Suddenly I felt the same way that I did when the first school that I taught at closed. It was a small, close-knit private school that had been struggling for a while, but kept fighting the good fight because it believed it had important work to do. I had been a student there, and returned years later to teach there, and I loved it. The school shaped me, and I helped to shape it. On the last day of school one year, after the students had left, the faculty received the news that the school would be closing. I tried to fight this change, joining a small group of students, teachers, and parents to try to raise the funds needed to keep the school going, but it was too late. A decision had been made. The school closed its doors. The students never got to say goodbye to each other. They all scattered to different schools. Facebook did not exist -- we inevitably fell out of touch with each other. Wherever we ended up and wherever we are today, all we have in common is the memory of the community we once were.
Today I am feeling the same shock, the same sadness and frustration, and have to squelch the impulse to fight, because there is nothing that I can do to keep Two Peas in a Bucket alive. Times change. Just as the economy changed and people opted to send their kids to local public schools over private ones, affecting our little school's enrollment, so have economic shifts and people's choices contributed to the end of the Two Peas community. There's a heartless but realistic saying that seems to hold true in cases like this one: adapt or die. Sometimes that adaptation can be a conscious choice, but sometimes, try as we might, no matter what we do, the environment itself has shifted and we cannot make ourselves survive within it. There is no one to blame. Two Peas tried to adapt. It fought the good fight. The peas who were committed to the community continued to participate in it and to support a business that they believed in. It wasn't enough. The environment has shifted.
Where does this leave us, the peas, the scrapbookers who continue to pose ominous questions like, "Is the industry dying?" and "Is scrapbooking over?" The two questions are interlinked, but the second one is more important than the first.

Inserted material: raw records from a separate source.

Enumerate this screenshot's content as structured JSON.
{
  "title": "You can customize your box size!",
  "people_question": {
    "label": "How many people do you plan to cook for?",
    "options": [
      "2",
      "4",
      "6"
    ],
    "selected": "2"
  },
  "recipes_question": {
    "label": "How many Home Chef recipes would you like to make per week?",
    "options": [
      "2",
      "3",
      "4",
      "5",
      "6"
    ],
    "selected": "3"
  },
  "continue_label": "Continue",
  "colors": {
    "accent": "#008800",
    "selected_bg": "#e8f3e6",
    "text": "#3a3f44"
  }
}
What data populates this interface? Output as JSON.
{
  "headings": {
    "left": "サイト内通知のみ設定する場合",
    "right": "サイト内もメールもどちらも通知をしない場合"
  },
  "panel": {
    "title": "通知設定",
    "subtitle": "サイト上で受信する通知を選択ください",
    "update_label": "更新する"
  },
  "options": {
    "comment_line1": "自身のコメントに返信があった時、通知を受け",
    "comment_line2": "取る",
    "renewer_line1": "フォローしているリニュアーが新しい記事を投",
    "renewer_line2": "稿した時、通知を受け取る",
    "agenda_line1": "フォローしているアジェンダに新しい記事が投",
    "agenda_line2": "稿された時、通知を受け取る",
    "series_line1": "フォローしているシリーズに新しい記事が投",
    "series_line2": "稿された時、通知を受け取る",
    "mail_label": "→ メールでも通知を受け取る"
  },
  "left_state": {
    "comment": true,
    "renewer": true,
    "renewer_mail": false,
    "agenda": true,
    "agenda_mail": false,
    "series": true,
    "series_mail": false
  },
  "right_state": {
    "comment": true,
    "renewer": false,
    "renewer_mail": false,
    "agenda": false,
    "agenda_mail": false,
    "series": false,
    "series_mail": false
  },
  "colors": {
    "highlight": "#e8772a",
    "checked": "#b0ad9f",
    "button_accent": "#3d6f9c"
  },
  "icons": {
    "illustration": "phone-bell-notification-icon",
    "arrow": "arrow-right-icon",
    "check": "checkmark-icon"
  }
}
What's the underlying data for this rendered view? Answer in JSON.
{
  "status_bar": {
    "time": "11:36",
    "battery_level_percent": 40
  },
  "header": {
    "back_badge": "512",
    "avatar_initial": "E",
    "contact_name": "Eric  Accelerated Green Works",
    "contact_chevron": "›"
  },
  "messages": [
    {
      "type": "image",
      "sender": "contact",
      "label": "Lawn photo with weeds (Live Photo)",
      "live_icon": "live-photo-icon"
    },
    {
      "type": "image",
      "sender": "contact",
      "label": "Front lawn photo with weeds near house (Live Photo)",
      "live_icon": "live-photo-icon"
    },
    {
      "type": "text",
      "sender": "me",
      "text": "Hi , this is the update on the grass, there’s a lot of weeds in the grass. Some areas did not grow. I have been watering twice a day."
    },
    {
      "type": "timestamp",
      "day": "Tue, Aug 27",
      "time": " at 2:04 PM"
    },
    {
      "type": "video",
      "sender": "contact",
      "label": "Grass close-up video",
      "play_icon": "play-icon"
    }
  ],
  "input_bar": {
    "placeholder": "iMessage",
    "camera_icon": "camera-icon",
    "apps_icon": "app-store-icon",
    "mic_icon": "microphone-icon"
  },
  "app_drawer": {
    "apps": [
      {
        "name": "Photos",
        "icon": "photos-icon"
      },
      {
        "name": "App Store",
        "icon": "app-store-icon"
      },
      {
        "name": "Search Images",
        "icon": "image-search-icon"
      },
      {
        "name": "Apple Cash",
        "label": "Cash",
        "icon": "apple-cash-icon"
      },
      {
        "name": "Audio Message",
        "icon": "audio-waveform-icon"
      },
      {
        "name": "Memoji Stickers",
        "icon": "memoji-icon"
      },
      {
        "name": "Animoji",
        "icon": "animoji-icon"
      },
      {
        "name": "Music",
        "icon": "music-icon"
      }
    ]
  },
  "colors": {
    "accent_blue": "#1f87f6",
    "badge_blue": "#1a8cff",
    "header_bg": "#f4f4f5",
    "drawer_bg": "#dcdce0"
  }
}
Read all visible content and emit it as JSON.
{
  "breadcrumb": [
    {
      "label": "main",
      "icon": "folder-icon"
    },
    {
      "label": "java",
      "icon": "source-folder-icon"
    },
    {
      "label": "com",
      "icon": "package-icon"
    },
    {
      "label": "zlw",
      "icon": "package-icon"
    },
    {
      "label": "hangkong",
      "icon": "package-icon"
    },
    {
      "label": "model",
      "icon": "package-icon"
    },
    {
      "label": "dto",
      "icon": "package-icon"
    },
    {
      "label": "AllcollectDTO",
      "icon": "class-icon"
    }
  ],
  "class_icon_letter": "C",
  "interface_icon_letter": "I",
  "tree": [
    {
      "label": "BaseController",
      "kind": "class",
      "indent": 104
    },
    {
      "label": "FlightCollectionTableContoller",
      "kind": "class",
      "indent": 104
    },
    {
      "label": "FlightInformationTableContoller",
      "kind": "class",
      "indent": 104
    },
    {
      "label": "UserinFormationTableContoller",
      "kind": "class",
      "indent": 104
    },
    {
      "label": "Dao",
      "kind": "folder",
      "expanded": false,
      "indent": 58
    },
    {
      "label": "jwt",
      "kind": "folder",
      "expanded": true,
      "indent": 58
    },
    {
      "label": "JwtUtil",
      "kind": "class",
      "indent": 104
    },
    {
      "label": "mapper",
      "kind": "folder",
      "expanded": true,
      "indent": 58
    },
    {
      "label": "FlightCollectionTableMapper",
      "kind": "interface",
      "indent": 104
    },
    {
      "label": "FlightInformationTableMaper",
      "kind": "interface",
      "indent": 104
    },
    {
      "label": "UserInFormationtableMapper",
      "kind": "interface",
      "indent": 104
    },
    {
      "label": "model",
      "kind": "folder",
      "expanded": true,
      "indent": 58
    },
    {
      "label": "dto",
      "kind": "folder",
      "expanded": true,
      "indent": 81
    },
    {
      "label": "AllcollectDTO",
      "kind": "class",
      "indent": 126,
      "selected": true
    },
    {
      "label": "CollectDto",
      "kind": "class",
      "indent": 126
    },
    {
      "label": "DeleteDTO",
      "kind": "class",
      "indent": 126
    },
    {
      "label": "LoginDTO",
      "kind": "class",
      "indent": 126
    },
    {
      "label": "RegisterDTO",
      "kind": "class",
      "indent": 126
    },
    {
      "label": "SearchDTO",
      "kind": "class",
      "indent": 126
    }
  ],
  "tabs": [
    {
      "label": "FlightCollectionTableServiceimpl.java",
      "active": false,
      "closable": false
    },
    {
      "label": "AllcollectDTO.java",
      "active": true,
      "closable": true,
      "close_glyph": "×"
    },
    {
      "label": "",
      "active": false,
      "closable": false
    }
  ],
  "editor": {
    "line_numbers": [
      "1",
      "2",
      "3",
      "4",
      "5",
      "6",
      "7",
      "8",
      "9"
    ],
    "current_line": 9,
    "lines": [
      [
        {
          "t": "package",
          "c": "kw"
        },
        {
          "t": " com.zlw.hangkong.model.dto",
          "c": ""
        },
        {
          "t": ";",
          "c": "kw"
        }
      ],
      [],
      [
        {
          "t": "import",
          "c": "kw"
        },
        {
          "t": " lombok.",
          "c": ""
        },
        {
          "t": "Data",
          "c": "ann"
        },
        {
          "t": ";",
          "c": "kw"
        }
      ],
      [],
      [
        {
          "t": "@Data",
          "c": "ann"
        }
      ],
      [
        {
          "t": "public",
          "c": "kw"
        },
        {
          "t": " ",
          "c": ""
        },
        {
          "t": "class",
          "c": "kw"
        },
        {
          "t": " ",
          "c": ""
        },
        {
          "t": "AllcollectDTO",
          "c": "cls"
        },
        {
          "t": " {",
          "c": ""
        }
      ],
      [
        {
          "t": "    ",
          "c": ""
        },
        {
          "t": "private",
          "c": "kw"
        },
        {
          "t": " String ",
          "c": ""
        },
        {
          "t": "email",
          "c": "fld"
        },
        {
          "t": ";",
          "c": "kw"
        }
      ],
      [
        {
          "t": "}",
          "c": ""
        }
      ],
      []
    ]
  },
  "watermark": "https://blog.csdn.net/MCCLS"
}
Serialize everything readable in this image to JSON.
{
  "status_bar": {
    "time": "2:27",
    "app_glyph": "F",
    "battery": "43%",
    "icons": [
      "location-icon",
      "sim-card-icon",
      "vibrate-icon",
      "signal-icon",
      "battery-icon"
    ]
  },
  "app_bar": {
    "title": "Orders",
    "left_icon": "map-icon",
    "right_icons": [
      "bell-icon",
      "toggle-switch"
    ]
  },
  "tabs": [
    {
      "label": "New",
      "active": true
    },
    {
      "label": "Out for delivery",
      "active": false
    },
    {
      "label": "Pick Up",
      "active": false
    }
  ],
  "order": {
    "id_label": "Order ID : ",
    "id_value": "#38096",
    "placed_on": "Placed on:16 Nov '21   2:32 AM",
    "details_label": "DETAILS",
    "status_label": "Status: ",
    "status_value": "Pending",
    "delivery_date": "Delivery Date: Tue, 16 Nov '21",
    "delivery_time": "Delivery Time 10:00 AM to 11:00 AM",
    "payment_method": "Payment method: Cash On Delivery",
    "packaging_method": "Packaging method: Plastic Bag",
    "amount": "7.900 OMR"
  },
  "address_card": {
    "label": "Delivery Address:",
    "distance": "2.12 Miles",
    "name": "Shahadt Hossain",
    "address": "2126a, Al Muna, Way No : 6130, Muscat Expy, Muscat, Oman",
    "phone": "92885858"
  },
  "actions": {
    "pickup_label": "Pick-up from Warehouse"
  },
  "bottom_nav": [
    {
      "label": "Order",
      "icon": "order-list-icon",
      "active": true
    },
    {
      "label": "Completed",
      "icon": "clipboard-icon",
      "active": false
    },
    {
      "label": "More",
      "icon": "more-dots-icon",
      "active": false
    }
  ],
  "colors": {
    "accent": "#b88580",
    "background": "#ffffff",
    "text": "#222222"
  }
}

If scrapbooking has value for you, then you will keep doing it. You won't be able to stop. If it consumes you as it consumes me, because it is one of the best ways to capture life and what it means to live it honestly and fully and powerfully and wonderfully, then you will continue to call yourself a scrapbooker for years to come. The industry will stand or fall depending on whether these kind of people exist. The choices we make with our dollars will determine its fate. Even if individual businesses crumble, however, scrapbooking will still find a way, because what motivates us to scrapbook is not really the pretty paper or the cutesy accents; what motivates us is the story that must be told, the moment that must be shared.
It was just beautiful to have a place to share that passion with others. That is what Two Peas in a Bucket was for me, and maybe it was that way for you as well.
So we will disperse, like that school community that I so loved, but we will find other communities, other paths to learning, other ways of seeking inspiration. We will do what scrapbookers do: we will take what we have loved, we will remember it, and we will make it matter, somehow.